Tuesday, February 6, 2007
Suicide rate of US soldiers in Iraq
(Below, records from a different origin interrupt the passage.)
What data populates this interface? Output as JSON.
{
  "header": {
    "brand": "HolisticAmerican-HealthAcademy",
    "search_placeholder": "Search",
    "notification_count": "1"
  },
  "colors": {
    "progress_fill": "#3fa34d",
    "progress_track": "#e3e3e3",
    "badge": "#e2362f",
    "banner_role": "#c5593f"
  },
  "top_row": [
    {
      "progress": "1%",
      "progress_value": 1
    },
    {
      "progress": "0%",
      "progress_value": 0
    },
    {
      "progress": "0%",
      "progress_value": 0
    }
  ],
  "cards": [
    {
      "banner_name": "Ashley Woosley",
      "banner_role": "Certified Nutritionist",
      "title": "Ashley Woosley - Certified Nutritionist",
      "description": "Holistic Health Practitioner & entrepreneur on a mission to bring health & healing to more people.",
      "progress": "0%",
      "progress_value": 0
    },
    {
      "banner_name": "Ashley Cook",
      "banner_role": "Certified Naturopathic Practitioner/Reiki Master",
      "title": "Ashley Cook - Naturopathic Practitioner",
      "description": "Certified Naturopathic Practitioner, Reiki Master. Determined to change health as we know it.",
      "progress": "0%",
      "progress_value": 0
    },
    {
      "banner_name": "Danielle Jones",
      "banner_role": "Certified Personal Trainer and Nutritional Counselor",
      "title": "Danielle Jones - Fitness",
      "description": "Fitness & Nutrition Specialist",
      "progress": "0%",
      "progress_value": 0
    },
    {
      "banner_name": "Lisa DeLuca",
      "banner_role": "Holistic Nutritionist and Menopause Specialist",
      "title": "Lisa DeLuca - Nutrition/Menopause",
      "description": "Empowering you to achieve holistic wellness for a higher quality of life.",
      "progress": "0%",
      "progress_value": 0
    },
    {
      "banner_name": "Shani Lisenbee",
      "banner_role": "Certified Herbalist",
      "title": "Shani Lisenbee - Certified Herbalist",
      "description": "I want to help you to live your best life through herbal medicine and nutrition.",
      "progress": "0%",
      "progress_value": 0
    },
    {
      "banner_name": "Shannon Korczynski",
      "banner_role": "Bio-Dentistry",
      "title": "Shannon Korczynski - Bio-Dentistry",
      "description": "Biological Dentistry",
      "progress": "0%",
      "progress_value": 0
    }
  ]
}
Osama Bin Laden and Al Quaida in Iraq make a big deal about the US soldier rate of suicide in Iraq which is about 10.5 per 100,000 in 2004, 19.9 per 100,000 in 2005 and probably higher in 2006. They claim it is their successes which is hurting the morale of US soldiers which is the cause. The trouble is that morale has been consistently high in the US military in Iraq, and Al Quaida's successes are laughable. Since 9/11, Al Quaida has lost their main sanctuary in Afghanistan, and they are clawing for survival even in Iraq and Pakistan. Stress is a recognized factor in suicide, but the stress leading to suicide may not be combat related. Tina Priest recently committed suicide after she was raped by a fellow soldier and placed on antidepressants. What may be an ignored significant source of suicide in Iraq is boredom. What people miss who use headline news as their window into soldiers' lives in Iraq is that the bulk of the time many soldiers spend in Iraq is in boredom. In many cases, the boredom is associated with being forced to stay in one place with no form or variation of mental diversion which then becomes akin to being stuck in a prison cell. With some people, this causes inner issues to come to the fore of their mind and can become consuming. It doesn't take war to drive people to suicide. Countries like Japan and Finland have higher rates of suicide which even leaves out a poor economy as a cause, and if you just count men, which the military still predominently consists of, far more countries have even higher rates of suicide. See http://en.wikipedia.org/wiki/List_of_countries_by_suicide_rate. Countries like South Korea whose high competition in education has been known to cause high rates of suicide among students whose greatest woe was a slump in grades or test scores. This doesn't mean that the increase in suicide rates in the US military in Iraq should be ignored, but no credence should be given to the reasons our enemies give for it.